Provided information:
──────────

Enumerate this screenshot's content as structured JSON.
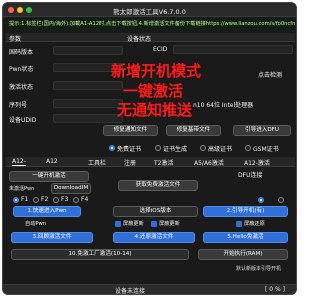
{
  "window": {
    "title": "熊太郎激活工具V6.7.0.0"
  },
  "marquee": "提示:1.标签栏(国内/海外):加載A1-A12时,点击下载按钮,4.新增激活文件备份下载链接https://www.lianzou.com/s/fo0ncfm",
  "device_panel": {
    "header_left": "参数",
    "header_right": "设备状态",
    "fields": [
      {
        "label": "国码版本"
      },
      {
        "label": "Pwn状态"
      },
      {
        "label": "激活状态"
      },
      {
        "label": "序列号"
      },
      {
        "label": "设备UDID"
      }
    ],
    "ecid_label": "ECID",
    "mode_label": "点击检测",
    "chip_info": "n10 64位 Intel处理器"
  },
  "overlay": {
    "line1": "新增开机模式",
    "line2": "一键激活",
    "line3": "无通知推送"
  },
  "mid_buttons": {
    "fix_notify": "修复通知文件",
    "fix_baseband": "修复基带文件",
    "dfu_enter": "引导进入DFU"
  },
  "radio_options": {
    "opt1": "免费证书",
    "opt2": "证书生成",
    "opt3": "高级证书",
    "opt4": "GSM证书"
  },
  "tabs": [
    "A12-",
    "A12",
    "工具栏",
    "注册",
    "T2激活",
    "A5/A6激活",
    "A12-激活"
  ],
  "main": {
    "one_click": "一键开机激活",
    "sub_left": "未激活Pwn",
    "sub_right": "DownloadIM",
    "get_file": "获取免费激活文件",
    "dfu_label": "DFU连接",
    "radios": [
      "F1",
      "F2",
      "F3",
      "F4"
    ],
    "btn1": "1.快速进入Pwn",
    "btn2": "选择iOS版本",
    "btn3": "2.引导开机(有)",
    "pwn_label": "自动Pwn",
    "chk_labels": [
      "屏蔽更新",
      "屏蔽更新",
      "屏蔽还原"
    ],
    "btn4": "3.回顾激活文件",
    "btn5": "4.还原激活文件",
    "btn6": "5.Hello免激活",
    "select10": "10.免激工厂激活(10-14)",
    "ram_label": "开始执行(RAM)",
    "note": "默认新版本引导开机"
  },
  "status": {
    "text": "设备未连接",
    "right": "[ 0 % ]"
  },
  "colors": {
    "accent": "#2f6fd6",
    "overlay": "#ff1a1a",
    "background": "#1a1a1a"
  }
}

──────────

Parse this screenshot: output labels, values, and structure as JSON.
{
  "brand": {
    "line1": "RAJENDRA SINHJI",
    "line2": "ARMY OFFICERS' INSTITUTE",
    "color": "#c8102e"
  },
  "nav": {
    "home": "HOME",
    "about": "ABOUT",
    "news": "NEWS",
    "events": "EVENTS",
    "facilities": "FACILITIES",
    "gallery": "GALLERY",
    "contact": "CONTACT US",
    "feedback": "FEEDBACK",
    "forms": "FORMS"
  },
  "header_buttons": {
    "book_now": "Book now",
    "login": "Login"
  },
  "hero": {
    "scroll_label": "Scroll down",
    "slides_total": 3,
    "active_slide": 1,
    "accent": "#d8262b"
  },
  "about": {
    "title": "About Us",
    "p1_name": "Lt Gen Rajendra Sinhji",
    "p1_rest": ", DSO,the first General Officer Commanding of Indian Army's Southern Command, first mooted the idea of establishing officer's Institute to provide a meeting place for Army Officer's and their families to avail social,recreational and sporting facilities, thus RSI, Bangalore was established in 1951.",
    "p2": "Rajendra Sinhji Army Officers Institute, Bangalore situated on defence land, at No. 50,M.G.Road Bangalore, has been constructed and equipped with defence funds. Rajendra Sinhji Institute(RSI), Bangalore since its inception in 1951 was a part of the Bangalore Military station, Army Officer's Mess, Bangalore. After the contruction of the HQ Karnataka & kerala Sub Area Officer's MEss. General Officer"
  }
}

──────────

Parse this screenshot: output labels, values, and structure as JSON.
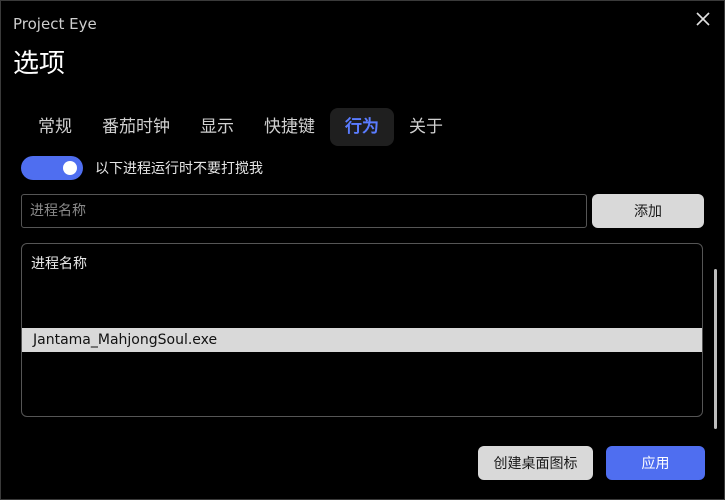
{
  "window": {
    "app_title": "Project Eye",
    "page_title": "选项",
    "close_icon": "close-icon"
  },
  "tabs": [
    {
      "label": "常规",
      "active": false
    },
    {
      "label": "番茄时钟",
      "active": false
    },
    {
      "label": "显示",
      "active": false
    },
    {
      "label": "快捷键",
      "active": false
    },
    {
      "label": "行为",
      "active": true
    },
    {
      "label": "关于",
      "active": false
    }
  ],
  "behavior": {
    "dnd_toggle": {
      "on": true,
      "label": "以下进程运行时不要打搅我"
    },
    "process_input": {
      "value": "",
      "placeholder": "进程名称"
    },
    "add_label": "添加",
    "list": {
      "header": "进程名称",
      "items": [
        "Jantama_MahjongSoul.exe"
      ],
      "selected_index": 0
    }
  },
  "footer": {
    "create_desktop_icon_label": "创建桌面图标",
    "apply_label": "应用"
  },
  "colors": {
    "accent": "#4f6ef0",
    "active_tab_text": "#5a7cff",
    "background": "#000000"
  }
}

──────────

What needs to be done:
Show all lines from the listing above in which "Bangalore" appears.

Solution:
    "p1_rest": ", DSO,the first General Officer Commanding of Indian Army's Southern Command, first mooted the idea of establishing officer's Institute to provide a meeting place for Army Officer's and their families to avail social,recreational and sporting facilities, thus RSI, Bangalore was established in 1951.",
    "p2": "Rajendra Sinhji Army Officers Institute, Bangalore situated on defence land, at No. 50,M.G.Road Bangalore, has been constructed and equipped with defence funds. Rajendra Sinhji Institute(RSI), Bangalore since its inception in 1951 was a part of the Bangalore Military station, Army Officer's Mess, Bangalore. After the contruction of the HQ Karnataka & kerala Sub Area Officer's MEss. General Officer"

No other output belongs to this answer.